How do I clear favorites or recent stops?
Simply clear your browser's cookies. Note that this will likely clear all information remembered by your browser, such as sites you've logged into and told to remember you.
Why does CTA Train Tracker tell me the train is going toward “Howard or Loop” on the Purple Line or “63rd Street” on the Green Line when showing scheduled arrivals, rather than a specific destination?
Because our expert field personnel sometimes need to make manual modifications to maintain good service on the system, scheduled departures on the Purple and Green Lines might not be as precise as a live prediction. CTA Train Tracker waits until the train leaves to announce a specific destination, and once it’s left the terminal you’ll see exactly where that train is expected to go. Remember, CTA Train Tracker is a work in progress; more and better information will be available in the future as this service is developed further.

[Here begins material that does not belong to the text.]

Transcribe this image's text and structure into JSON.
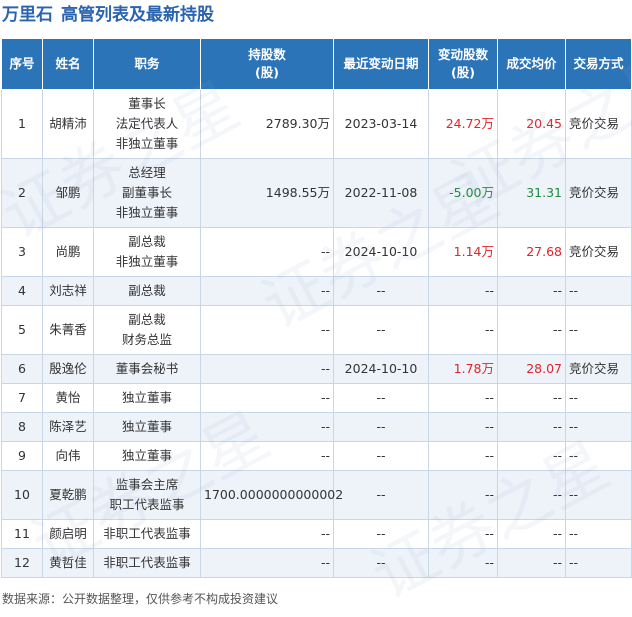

Is CTA Train Tracker accessible to people with disabilities?
Yes, the CTA Train Tracker Web service is built on modern Web standards and designed to follow both established accessibility guidelines and best practices, to ensure that all people can enjoy the information provided using standard Web browsing software or with assistive technologies.
CTA is also in the preliminary testing phase of displaying Train Tracker arrival times at 13 rail stations on existing LED displays. Right now, we are working to verify reliable arrival time data transmission to the station signs. When the results of this testing phase are deemed satisfactory, the pilot will be expanded, including additional stations and accessible features such as an audible component. During the LED sign preliminary testing phase, visually impaired customers may call CTA Customer Service at 1-888-YOUR-CTA (TTY: 1-888-CTA-TTY1), 7:00 a.m. to 8:00 p.m., on weekdays (excluding holidays), to receive estimated arrival times.